Another approach might be to simply truncate the performance period so that it ends, using the above example, on December 15 instead of December 31. However, it’s unclear under the tax regulations, which require that a performance goal for an annual bonus be set by the 90th day from the start of the year, whether the length of the performance period must also be specified on that date. Said differently, can you change a one-year performance period to something shorter during the course of the performance year? The regulations are not clear on this issue.

Assuming the certification hurdle can be met, another arcane — and unresolved — regulatory question is whether the entire bonus can be paid before year-end.  Reg. section 1.162-27(e)(2)(iii)(B) provides:

“If compensation is payable upon or after the attainment of a performance goal, and a change is made to accelerate the payment of compensation to an earlier date after the attainment of the goal, the change will be treated as an increase in the amount of compensation, unless the amount of compensation paid is discounted to reasonably reflect the time value of money.”

It’s not clear to us what this regulation is trying to address. Does it endorse early payments like the ones we are suggesting?  Does it apply to all situations where a payment is being made earlier than two and a half months from year-end or only when a specified payment date is being overridden by an earlier payment? These are open questions.

Also keep in mind that accelerated or discounted payments must comply with the terms of the executive bonus plan, so the company would need to make sure that the plan at least grants the authority for the compensation committee to pay the bonuses early. 

409A Deferral Elections Must Be Honored

Section 409A would come into play in situations where executives have previously elected to defer payment of bonuses earned for 2012 performance under a nonqualified deferred compensation plan. In general, these elections must be in place at least six months before the end of the performance period and may have been made before the start of 2012. Because we’re now well past the end of that six-month period, several potential arguments for revoking existing elections are no longer available, so we see little hope of changing  deferral elections currently in place.

In short, early payouts during 2012 of deferred compensation are generally not permissible.

Proxy and 10-K Disclosures

We believe that accelerating NEO bonuses would be considered “material” and, thus, would need to be disclosed in the Compensation Discussion and Analysis section of the proxy. This will be a matter of judgment to be resolved with SEC counsel. Of course, the CD&A disclosure issue would be moot if NEOs are excluded from the accelerated bonus payout.

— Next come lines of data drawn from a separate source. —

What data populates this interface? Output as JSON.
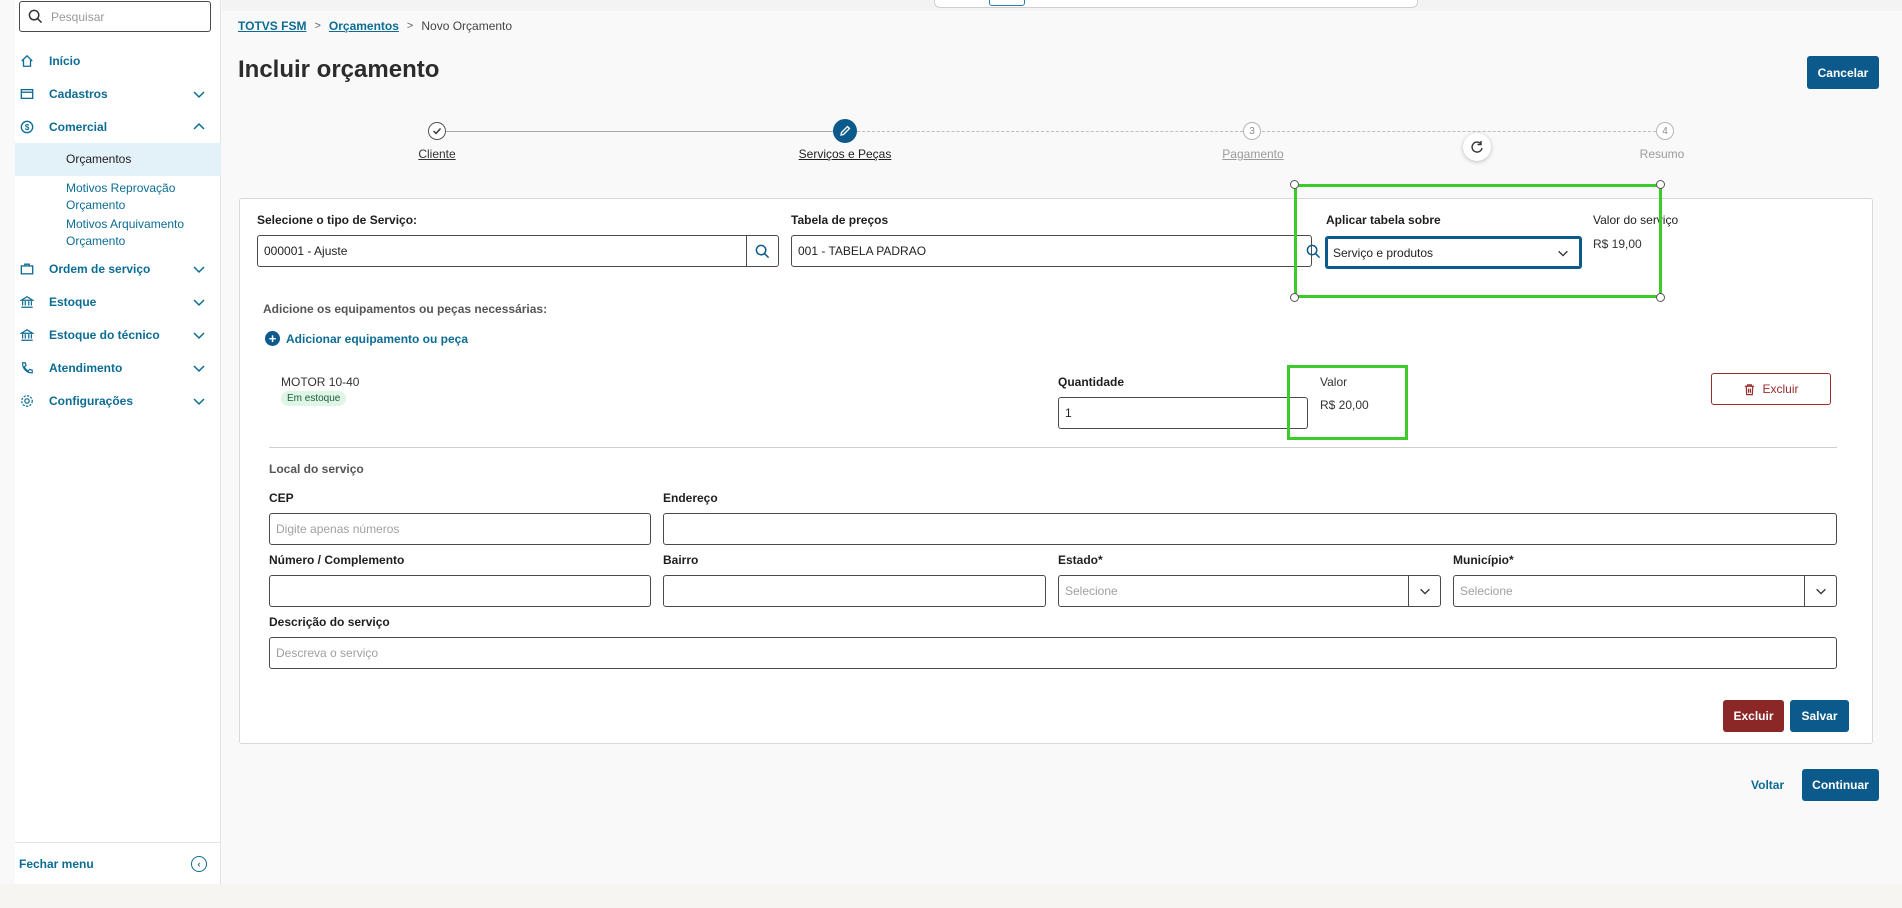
{
  "sidebar": {
    "search_placeholder": "Pesquisar",
    "items": [
      {
        "label": "Início",
        "icon": "home-icon"
      },
      {
        "label": "Cadastros",
        "icon": "cards-icon"
      },
      {
        "label": "Comercial",
        "icon": "dollar-icon"
      },
      {
        "label": "Ordem de serviço",
        "icon": "briefcase-icon"
      },
      {
        "label": "Estoque",
        "icon": "bank-icon"
      },
      {
        "label": "Estoque do técnico",
        "icon": "bank-icon"
      },
      {
        "label": "Atendimento",
        "icon": "phone-icon"
      },
      {
        "label": "Configurações",
        "icon": "gear-icon"
      }
    ],
    "sub_items": {
      "orcamentos": "Orçamentos",
      "motivos_reprovacao": "Motivos Reprovação Orçamento",
      "motivos_arquivamento": "Motivos Arquivamento Orçamento"
    },
    "footer_label": "Fechar menu"
  },
  "breadcrumb": {
    "root": "TOTVS FSM",
    "section": "Orçamentos",
    "current": "Novo Orçamento"
  },
  "page": {
    "title": "Incluir orçamento",
    "cancel_label": "Cancelar"
  },
  "stepper": {
    "steps": [
      {
        "number": "",
        "label": "Cliente",
        "state": "done"
      },
      {
        "number": "",
        "label": "Serviços e Peças",
        "state": "active"
      },
      {
        "number": "3",
        "label": "Pagamento",
        "state": "todo"
      },
      {
        "number": "4",
        "label": "Resumo",
        "state": "todo"
      }
    ]
  },
  "form": {
    "service_type": {
      "label": "Selecione o tipo de Serviço:",
      "value": "000001 - Ajuste"
    },
    "price_table": {
      "label": "Tabela de preços",
      "value": "001 - TABELA PADRAO"
    },
    "apply_table": {
      "label": "Aplicar tabela sobre",
      "value": "Serviço e produtos"
    },
    "service_value": {
      "label": "Valor do serviço",
      "value": "R$ 19,00"
    },
    "equipment_heading": "Adicione os equipamentos ou peças necessárias:",
    "add_equipment_label": "Adicionar equipamento ou peça",
    "item": {
      "name": "MOTOR 10-40",
      "stock_badge": "Em estoque",
      "quantity_label": "Quantidade",
      "quantity_value": "1",
      "value_label": "Valor",
      "value": "R$ 20,00",
      "delete_label": "Excluir"
    },
    "location": {
      "heading": "Local do serviço",
      "cep_label": "CEP",
      "cep_placeholder": "Digite apenas números",
      "address_label": "Endereço",
      "number_label": "Número / Complemento",
      "district_label": "Bairro",
      "state_label": "Estado*",
      "state_placeholder": "Selecione",
      "city_label": "Município*",
      "city_placeholder": "Selecione",
      "description_label": "Descrição do serviço",
      "description_placeholder": "Descreva o serviço"
    },
    "delete_label": "Excluir",
    "save_label": "Salvar"
  },
  "footer": {
    "back_label": "Voltar",
    "continue_label": "Continuar"
  },
  "colors": {
    "primary": "#0c5a8c",
    "link": "#0c6c94",
    "danger": "#8c2727",
    "highlight": "#3ccc2a"
  }
}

However, even if the NEOs are included, we don’t believe the pre-year-end payment would change any of the required tabular proxy disclosures. For example, Summary Compensation Table disclosure of Non-Stock Incentive Plan Compensation or Bonuses is based on compensation earned for the year, regardless of when it’s paid. Other tables would similarly be crafted the same way regardless of payment timing. Similarly, because the tax deduction timing rules permit bonus payments made within two and a half months of year-end to be deducted in the year in which they were earned, we don’t see the 10-K financials being any different if the payments are made before the end of the year.

Ultimately, companies will want to give all of the implications of bonus acceleration careful thought before deciding on a course of action.  

Steve Seelig and Russ Hall are executive compensation experts in Towers Watson’s Research and Innovation team, based in Arlington, Virginia and White Plains, New York. Email steven.seelig@towerswatson.com, russ.hall@towerswatson.com or executive.pay.matters@towerswatson.com.